Scott Barshay, a lawyer Karp recruited from Cravath Swaine & Moore in 2016, now chairs the corporate department, and several of his associates have become partners. And deals he has advised on, including the initial public offering of the mortgage provider Rocket Cos. last year, have led to collaboration with some lawyers who typically work on the Apollo account.
“While Apollo is a significant client, a lot of our other clients in the public M&A practice have grown,” said one Paul Weiss attorney.
The firm has also tacked on more private-equity business, sources said, with clients including General Atlantic, Oaktree, and Roark Capital. And Apollo is not the only demanding client of the group. Roark’s general counsel, for instance, keeps associates busy by insisting on negotiating deals late at night, when the other side is more likely to cede points, according to a person with direct knowledge of the matter. (Kate Thompson, a spokesperson for Roark, said the firm had no comment.)

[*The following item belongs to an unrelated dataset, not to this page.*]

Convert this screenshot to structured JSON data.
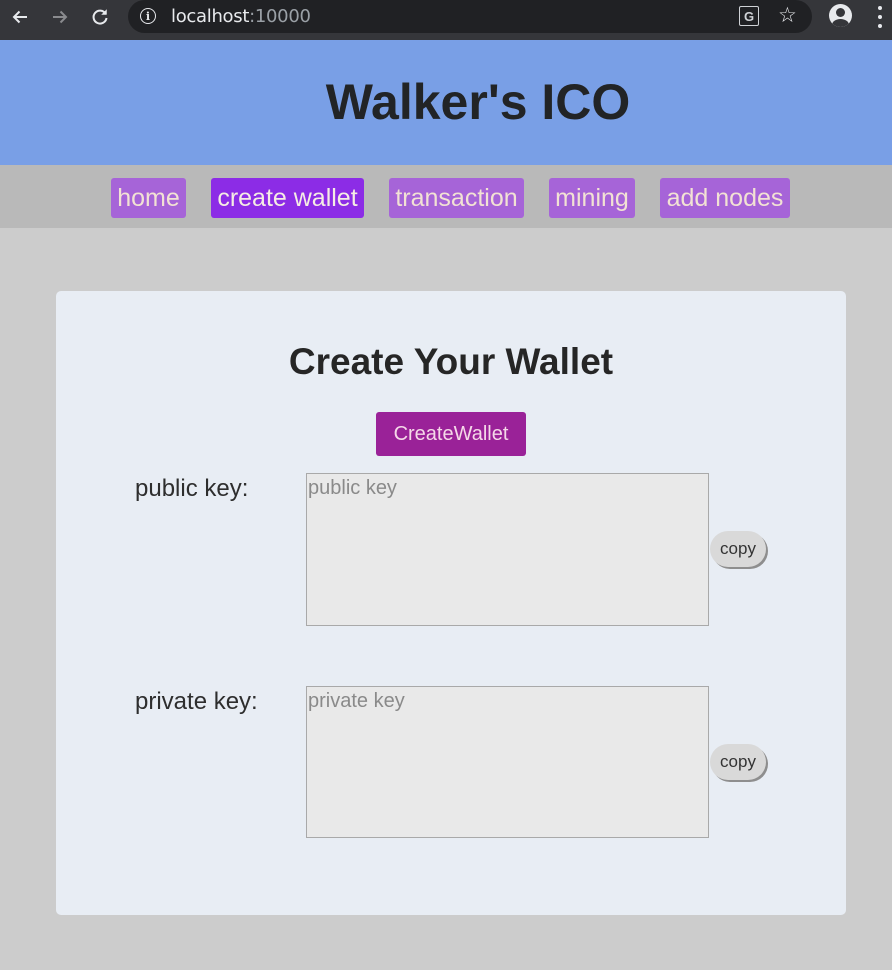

The extent of Paul Weiss’ work for Black has also become a subject of discussion. The firm has long handled the legal work for Black’s family office. But some associates have begun to wish that was no longer the case, according to one of their direct colleagues.
Black’s public profile has come under further attack since he stepped down as Apollo’s CEO. In early June, a former model named Guzel Ganieva filed a defamation and sexual-violence lawsuit against Black, alleging he raped her and attempted to control her through extending her loans. Black denies the allegations. Paul Weiss is not representing Black in the matter.

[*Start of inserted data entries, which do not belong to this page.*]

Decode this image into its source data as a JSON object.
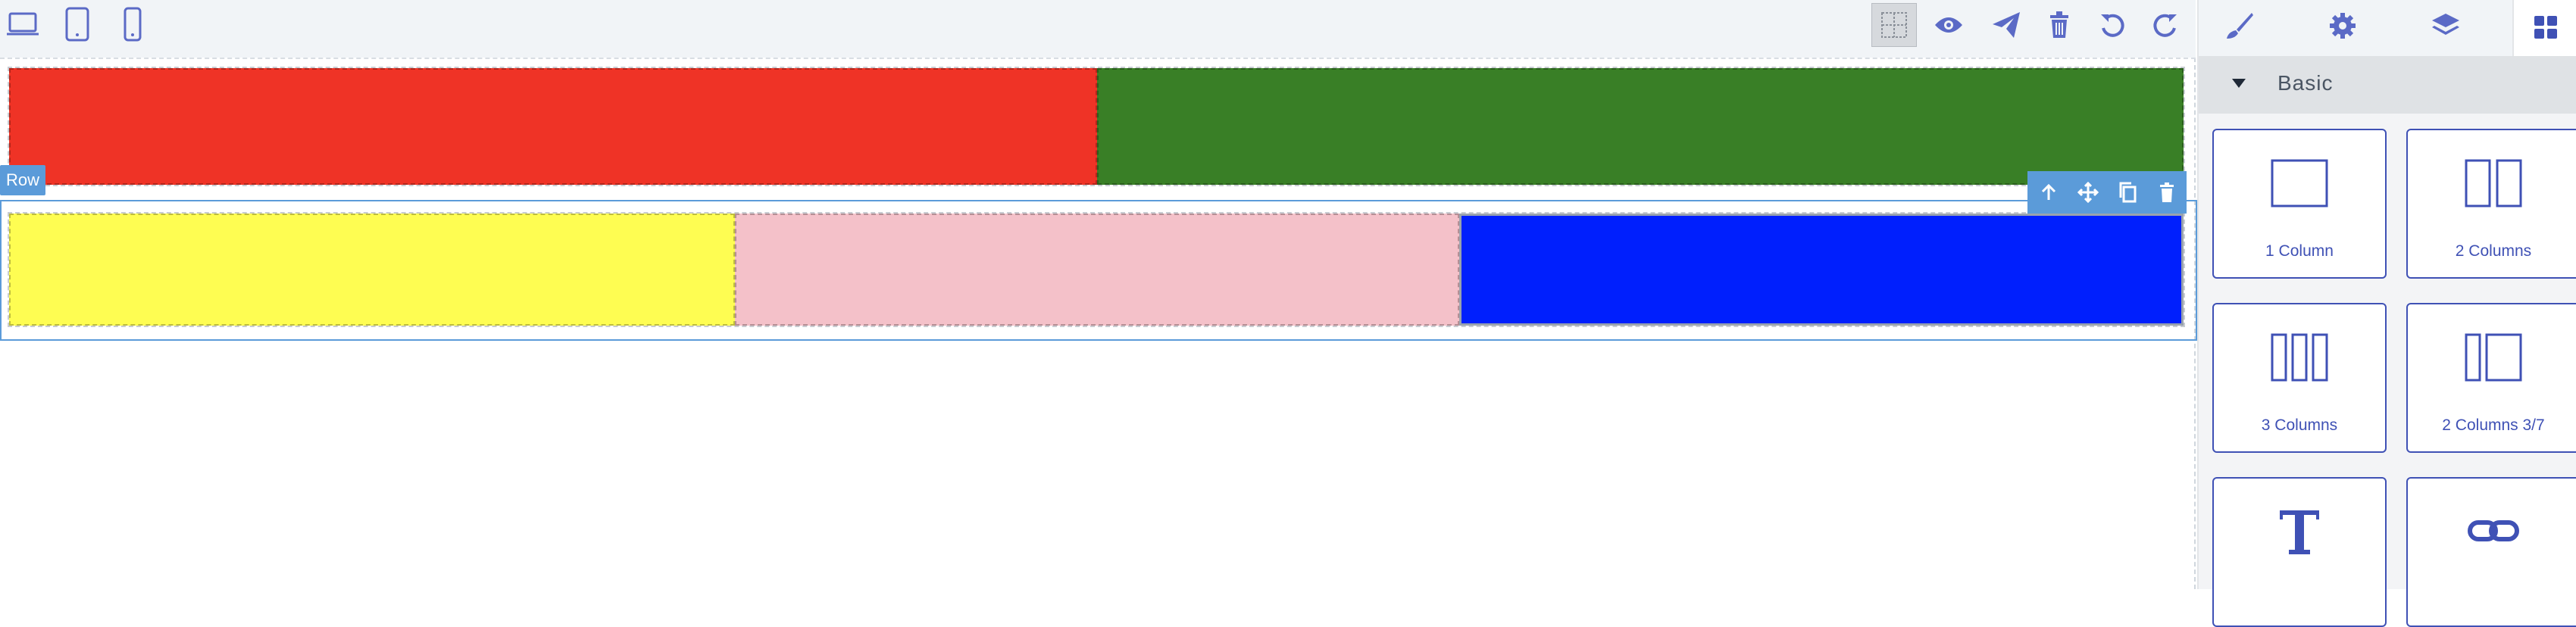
{
  "devices": [
    {
      "name": "desktop-icon"
    },
    {
      "name": "tablet-icon"
    },
    {
      "name": "mobile-icon"
    }
  ],
  "toolbar": {
    "icons": [
      "grid-icon",
      "eye-icon",
      "send-icon",
      "trash-icon",
      "undo-icon",
      "redo-icon"
    ]
  },
  "panel_tabs": [
    "brush-icon",
    "gear-icon",
    "layers-icon",
    "blocks-icon"
  ],
  "canvas": {
    "row_badge": "Row",
    "row_1": [
      {
        "color": "#ef3326"
      },
      {
        "color": "#397f26"
      }
    ],
    "row_2": [
      {
        "color": "#fefd52"
      },
      {
        "color": "#f4c1c9"
      },
      {
        "color": "#001ffd"
      }
    ],
    "row_toolbar_icons": [
      "arrow-up-icon",
      "move-icon",
      "copy-icon",
      "delete-icon"
    ]
  },
  "blocks": {
    "category": "Basic",
    "items": [
      {
        "label": "1 Column",
        "icon": "one-column-icon"
      },
      {
        "label": "2 Columns",
        "icon": "two-columns-icon"
      },
      {
        "label": "3 Columns",
        "icon": "three-columns-icon"
      },
      {
        "label": "2 Columns 3/7",
        "icon": "two-columns-37-icon"
      },
      {
        "label": "",
        "icon": "text-icon"
      },
      {
        "label": "",
        "icon": "link-icon"
      }
    ]
  },
  "colors": {
    "accent": "#5b9bd9",
    "block_blue": "#3f51b5",
    "toolbar_icon": "#5b6ac6"
  }
}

The firm’s business with Apollo could dissipate as well, according to a person who is intimately familiar with the relationship: Apollo is set to expand its credit and insurance business at a faster clip than its private-equity business, which has traditionally been Paul Weiss’ specialty.
This person said that early on, Apollo had its choices of full-service law firms to develop a deeper relationship. If it had gone with Simpson Thacher, Apollo would have marked its third large private-equity client, next to Blackstone and KKR. And there were already dozens of private-equity clients at Kirkland, too.
But because Paul Weiss recruited an M&A team from O’Melveny with longstanding ties to Apollo, the investment giant was more inclined to dish the firm business, which came with special discounts for handling low-level legal work, like the nondisclosure agreements in deal talks, the person added.
The extra attention appealed to Apollo, this person said, adding that it wants “to be the 800-pound gorilla.”
“It makes some people unhappy,” this person said, referring to some Paul Weiss partners — who may wish they could go back to a simpler time when deadlines weren’t so intense, clients were smaller, and they didn’t feel as beholden to a single client’s demands.
But Apollo has interests of its own, this person said, and if some parties at its outside counsel are irritated with the demands of its deal flow, its executives’ thinking is this: “We don’t care.”
Yoonji Han contributed to this report.